- [Task inputs]

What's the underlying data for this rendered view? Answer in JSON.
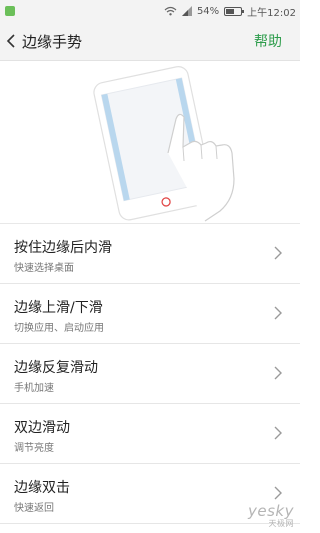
{
  "status_bar": {
    "battery_percent_label": "54%",
    "battery_level": 0.54,
    "time": "上午12:02",
    "signal_icon": "signal-icon",
    "wifi_icon": "wifi-icon"
  },
  "header": {
    "title": "边缘手势",
    "help_label": "帮助",
    "back_icon": "chevron-left-icon",
    "accent_color": "#2e9d4c"
  },
  "settings": [
    {
      "title": "按住边缘后内滑",
      "subtitle": "快速选择桌面"
    },
    {
      "title": "边缘上滑/下滑",
      "subtitle": "切换应用、启动应用"
    },
    {
      "title": "边缘反复滑动",
      "subtitle": "手机加速"
    },
    {
      "title": "双边滑动",
      "subtitle": "调节亮度"
    },
    {
      "title": "边缘双击",
      "subtitle": "快速返回"
    }
  ],
  "watermark": {
    "main": "yesky",
    "sub": "天极网"
  }
}
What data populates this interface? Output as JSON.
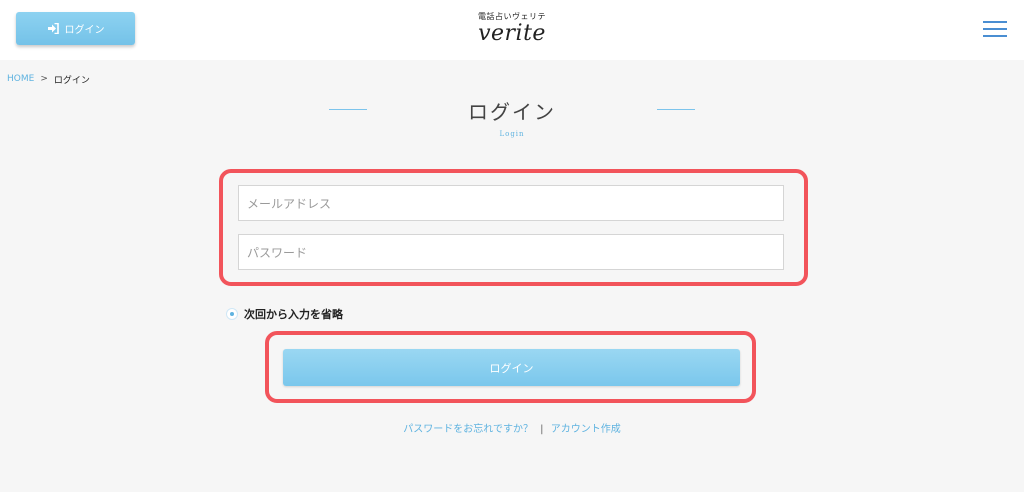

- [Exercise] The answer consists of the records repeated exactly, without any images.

- [Problem solution]
What's the underlying data for this rendered view? Answer in JSON.
{
  "status_bar": {
    "battery_percent_label": "54%",
    "battery_level": 0.54,
    "time": "上午12:02",
    "signal_icon": "signal-icon",
    "wifi_icon": "wifi-icon"
  },
  "header": {
    "title": "边缘手势",
    "help_label": "帮助",
    "back_icon": "chevron-left-icon",
    "accent_color": "#2e9d4c"
  },
  "settings": [
    {
      "title": "按住边缘后内滑",
      "subtitle": "快速选择桌面"
    },
    {
      "title": "边缘上滑/下滑",
      "subtitle": "切换应用、启动应用"
    },
    {
      "title": "边缘反复滑动",
      "subtitle": "手机加速"
    },
    {
      "title": "双边滑动",
      "subtitle": "调节亮度"
    },
    {
      "title": "边缘双击",
      "subtitle": "快速返回"
    }
  ],
  "watermark": {
    "main": "yesky",
    "sub": "天极网"
  }
}
What data populates this interface? Output as JSON.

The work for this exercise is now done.